Marine ecosystems require good quality water to remain healthy. The Great Barrier Reef Marine Park Authority has Water Quality Guidelines for the Great Barrier Reef Marine Park (2010) with set levels for specific pollutants which when exceeded prompt managers to take action.
The guidelines focus on levels of sediments, nutrients and pesticides — the main catchment run-off pollutants that affect water quality on the Great Barrier Reef. Regional catchment-level objectives are being implemented under Queensland’s Environmental Protection (Water and Wetland Biodiversity) Policy 2019 for the Reef catchment.
In some locations current water quality condition is as good as or better than the guideline levels — however the objective of the guidelines remains the same. In areas where water quality is not as high, further improvement to current conditions is the target objective. These objectives are derived to support high ecological value ecosystems.
Information for specific basins and their adjacent marine waters can be found at the Environmental Protection Policy (Water and Wetland Biodiversity) webpage. There are basin level water quality objectives in:
- Wet Tropics region including all waters of the Daintree, Mossman, Barron, Mulgrave-Russell and Trinity Inlet, Johnstone, Tully, Murray, Hinchinbrook Island and Herbert River basins.
- Townsville region including all waters of the Black and Ross River basins, Cleveland Bay, Magnetic Island.
- Mackay-Whitsundays region including all waters of the O'Connell, Pioneer and Proserpine River basins, Plane Creek and Whitsunday Island basins, Repulse Bay, the Whitsundays.
- Capricorn and Curtis Coast region including all waters of the Styx, Shoalwater and Water Park Creek Basins, Keppel Bay, the Boyne, Calliope and Curtis Island Basins, including Gladstone Harbour, the Narrows, lower Fitzroy estuary.
- Other basins include Cape York, Wet Tropics (coastal waters), Burdekin-Don-Haughton, Mackay-Whitsunday (coastal waters) and the Fitzroy region.
For waters of the Great Barrier Reef that are outside state coastal waters, the objectives from adjacent waters of the same type apply. For instance, mid-shelf water quality objectives for Michaelmas Cay would apply to the mid-shelf waters of Opal Reef.
Each of the regional schedule documents has a description of the data that have been analysed and outlines the decision process supporting the guidelines. The general approach is to use locally applicable data as a basis for deriving guidelines. The data for open coastal waters and further seaward waters are generally sourced from Australian Institute of Marine Science monitoring programs.

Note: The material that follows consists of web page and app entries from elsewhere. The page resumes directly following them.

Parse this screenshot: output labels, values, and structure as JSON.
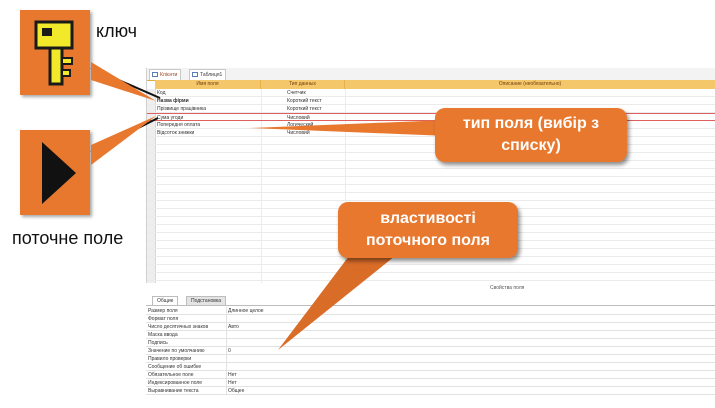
{
  "labels": {
    "key": "ключ",
    "current_field": "поточне поле"
  },
  "callouts": {
    "field_type": "тип поля (вибір з списку)",
    "properties": "властивості поточного поля"
  },
  "table_window": {
    "tabs": [
      "Клієнти",
      "Таблиця1"
    ],
    "columns": [
      "Имя поля",
      "Тип данных",
      "Описание (необязательно)"
    ],
    "rows": [
      {
        "name": "Код",
        "type": "Счетчик"
      },
      {
        "name": "Назва фірми",
        "type": "Короткий текст"
      },
      {
        "name": "Прізвище працівника",
        "type": "Короткий текст"
      },
      {
        "name": "Сума угоди",
        "type": "Числовий"
      },
      {
        "name": "Попередня оплата",
        "type": "Логический"
      },
      {
        "name": "Відсоток знижки",
        "type": "Числовий"
      }
    ],
    "properties_caption": "Свойства поля"
  },
  "properties_pane": {
    "tabs": [
      "Общие",
      "Подстановка"
    ],
    "rows": [
      {
        "k": "Размер поля",
        "v": "Длинное целое"
      },
      {
        "k": "Формат поля",
        "v": ""
      },
      {
        "k": "Число десятичных знаков",
        "v": "Авто"
      },
      {
        "k": "Маска ввода",
        "v": ""
      },
      {
        "k": "Подпись",
        "v": ""
      },
      {
        "k": "Значение по умолчанию",
        "v": "0"
      },
      {
        "k": "Правило проверки",
        "v": ""
      },
      {
        "k": "Сообщение об ошибке",
        "v": ""
      },
      {
        "k": "Обязательное поле",
        "v": "Нет"
      },
      {
        "k": "Индексированное поле",
        "v": "Нет"
      },
      {
        "k": "Выравнивание текста",
        "v": "Общее"
      }
    ]
  },
  "colors": {
    "accent_orange": "#e8782e",
    "header_gold": "#f4c76a",
    "callout_text": "#ffffff"
  }
}
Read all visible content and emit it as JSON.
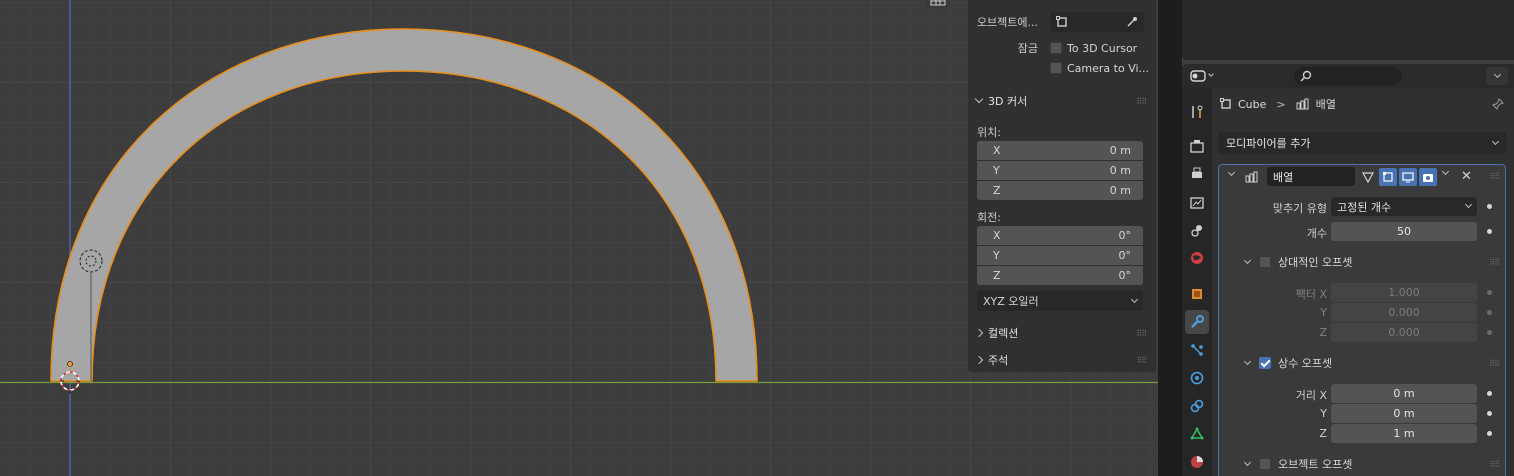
{
  "colors": {
    "accent": "#4772b3",
    "selection_outline": "#e88e1a",
    "mesh_fill": "#a6a6a6",
    "x_axis": "#7f9c3b",
    "y_axis": "#4a72c6",
    "cursor_red": "#e03030"
  },
  "viewport": {
    "view_toggle_icon": "grid-view-icon"
  },
  "npanel": {
    "object_label": "오브젝트에...",
    "lock_label": "잠금",
    "to_3d_cursor": "To 3D Cursor",
    "camera_to_view": "Camera to Vi...",
    "cursor_header": "3D 커서",
    "location_label": "위치:",
    "location": [
      {
        "axis": "X",
        "value": "0 m"
      },
      {
        "axis": "Y",
        "value": "0 m"
      },
      {
        "axis": "Z",
        "value": "0 m"
      }
    ],
    "rotation_label": "회전:",
    "rotation": [
      {
        "axis": "X",
        "value": "0°"
      },
      {
        "axis": "Y",
        "value": "0°"
      },
      {
        "axis": "Z",
        "value": "0°"
      }
    ],
    "rotation_mode": "XYZ 오일러",
    "collection_header": "컬렉션",
    "annotation_header": "주석"
  },
  "properties": {
    "search_placeholder": "",
    "breadcrumb_object": "Cube",
    "breadcrumb_modifier": "배열",
    "add_modifier": "모디파이어를 추가",
    "modifier": {
      "name": "배열",
      "fit_type_label": "맞추기 유형",
      "fit_type_value": "고정된 개수",
      "count_label": "개수",
      "count_value": "50",
      "relative_offset_label": "상대적인 오프셋",
      "relative_offset_enabled": false,
      "factor_x_label": "팩터 X",
      "factor_x": "1.000",
      "factor_y_label": "Y",
      "factor_y": "0.000",
      "factor_z_label": "Z",
      "factor_z": "0.000",
      "constant_offset_label": "상수 오프셋",
      "constant_offset_enabled": true,
      "distance_x_label": "거리 X",
      "distance_x": "0 m",
      "distance_y_label": "Y",
      "distance_y": "0 m",
      "distance_z_label": "Z",
      "distance_z": "1 m",
      "object_offset_label": "오브젝트 오프셋",
      "object_offset_enabled": false
    },
    "tabs": [
      "tool-icon",
      "render-icon",
      "output-icon",
      "view-layer-icon",
      "scene-icon",
      "world-icon",
      "object-icon",
      "modifier-icon",
      "particles-icon",
      "physics-icon",
      "constraints-icon",
      "data-icon",
      "material-icon"
    ]
  }
}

Guidelines values are derived from site data that falls within particular water bodies. These values were compared against the current water quality guidelines. Where local water quality data meet or exceed the guideline values, values were set to maintain this condition. Where data did not meet these guideline values, the 2010 guideline value was adopted (i.e. annual and seasonal means).

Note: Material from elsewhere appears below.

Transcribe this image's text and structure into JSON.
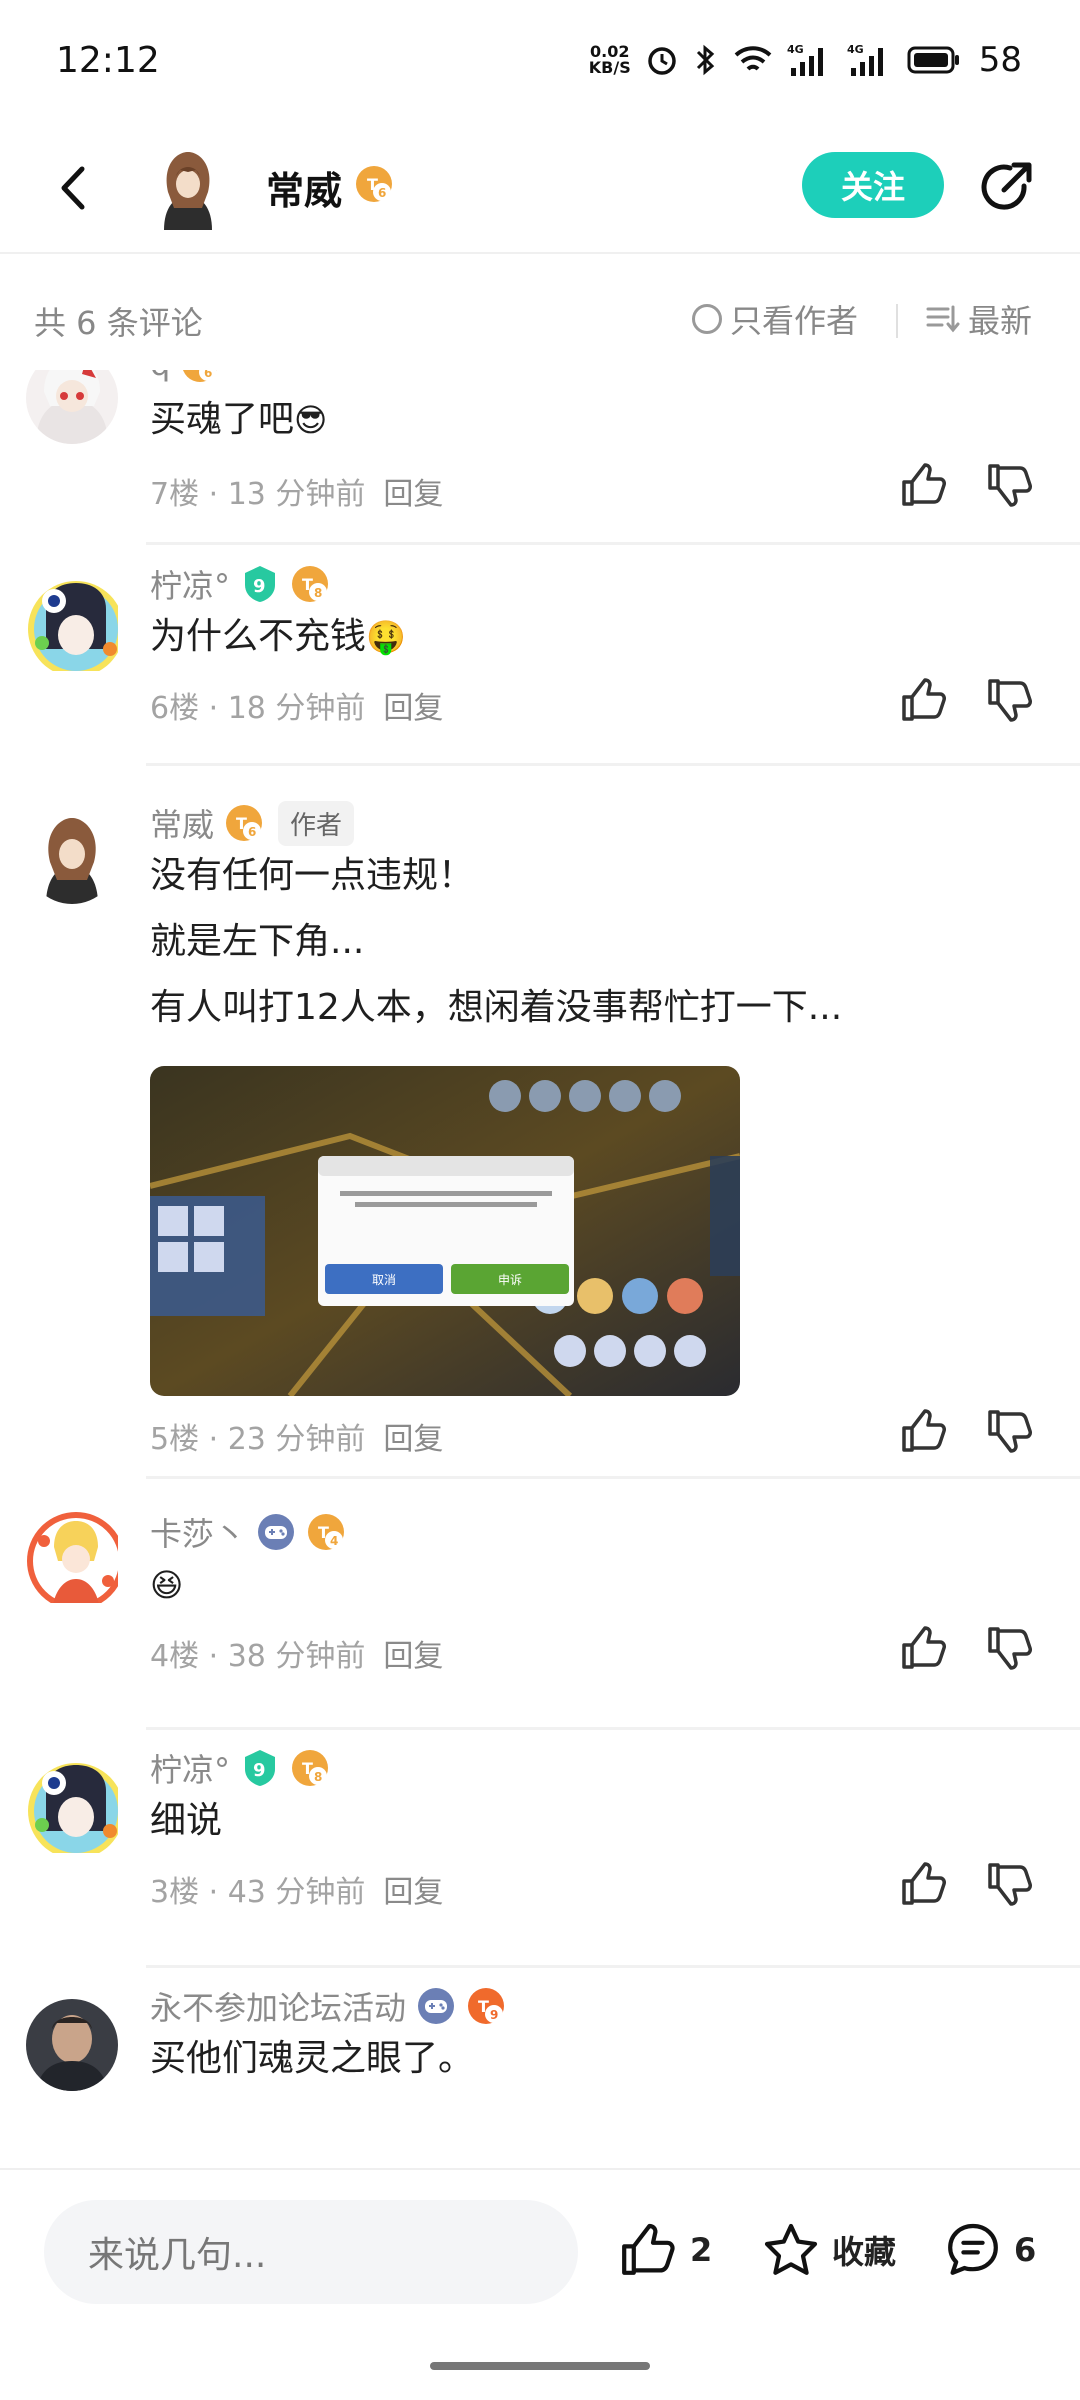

Benthic light guidelines that support seagrass growth have been implemented through these schedules. These are sourced from James Cook University and predecessor agencies. Light levels are specified as photosynthetic active radiation moving averages depending on seagrass species.
Updated guideline levels for a number of pesticides have been determined in the intervening years since initial publication, and more are proposed. These levels are undergoing a national guidelines review process. When that process is complete the intention is that they would supersede those published in the current guidelines. Updates can be found at the Australian and New Zealand Guidelines for Fresh and Marine Water Quality 2018 webpage.
In recognition of the outstanding universal value of this World Heritage Area pollutant concentrations derived to be protective of 99 per cent of species are applied routinely as trigger values for catchment run-off toxicants.
Actions and progress to improve marine water quality is tracked and reported primarily through the Marine Monitoring Program’s annual technical reports for inshore water quality and the review process for pesticides is underway.